[Stored data]
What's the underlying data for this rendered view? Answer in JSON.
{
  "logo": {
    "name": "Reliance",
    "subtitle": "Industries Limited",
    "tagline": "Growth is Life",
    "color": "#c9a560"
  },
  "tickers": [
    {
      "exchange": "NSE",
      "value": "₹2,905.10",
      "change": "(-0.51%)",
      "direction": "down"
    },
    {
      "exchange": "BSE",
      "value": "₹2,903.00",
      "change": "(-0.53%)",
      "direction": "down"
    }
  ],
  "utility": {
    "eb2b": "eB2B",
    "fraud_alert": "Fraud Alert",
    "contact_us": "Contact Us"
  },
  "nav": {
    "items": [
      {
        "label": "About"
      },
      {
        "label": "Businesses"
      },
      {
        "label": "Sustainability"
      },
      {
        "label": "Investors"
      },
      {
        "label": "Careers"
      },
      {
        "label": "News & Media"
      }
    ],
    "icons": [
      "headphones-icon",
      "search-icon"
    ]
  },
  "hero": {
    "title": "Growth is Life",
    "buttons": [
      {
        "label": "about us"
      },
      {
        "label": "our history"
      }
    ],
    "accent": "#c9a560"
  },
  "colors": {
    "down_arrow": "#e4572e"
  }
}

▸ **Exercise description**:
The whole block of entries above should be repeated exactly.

▸ **Result for this exercise**:
What's the underlying data for this rendered view? Answer in JSON.
{
  "logo": {
    "name": "Reliance",
    "subtitle": "Industries Limited",
    "tagline": "Growth is Life",
    "color": "#c9a560"
  },
  "tickers": [
    {
      "exchange": "NSE",
      "value": "₹2,905.10",
      "change": "(-0.51%)",
      "direction": "down"
    },
    {
      "exchange": "BSE",
      "value": "₹2,903.00",
      "change": "(-0.53%)",
      "direction": "down"
    }
  ],
  "utility": {
    "eb2b": "eB2B",
    "fraud_alert": "Fraud Alert",
    "contact_us": "Contact Us"
  },
  "nav": {
    "items": [
      {
        "label": "About"
      },
      {
        "label": "Businesses"
      },
      {
        "label": "Sustainability"
      },
      {
        "label": "Investors"
      },
      {
        "label": "Careers"
      },
      {
        "label": "News & Media"
      }
    ],
    "icons": [
      "headphones-icon",
      "search-icon"
    ]
  },
  "hero": {
    "title": "Growth is Life",
    "buttons": [
      {
        "label": "about us"
      },
      {
        "label": "our history"
      }
    ],
    "accent": "#c9a560"
  },
  "colors": {
    "down_arrow": "#e4572e"
  }
}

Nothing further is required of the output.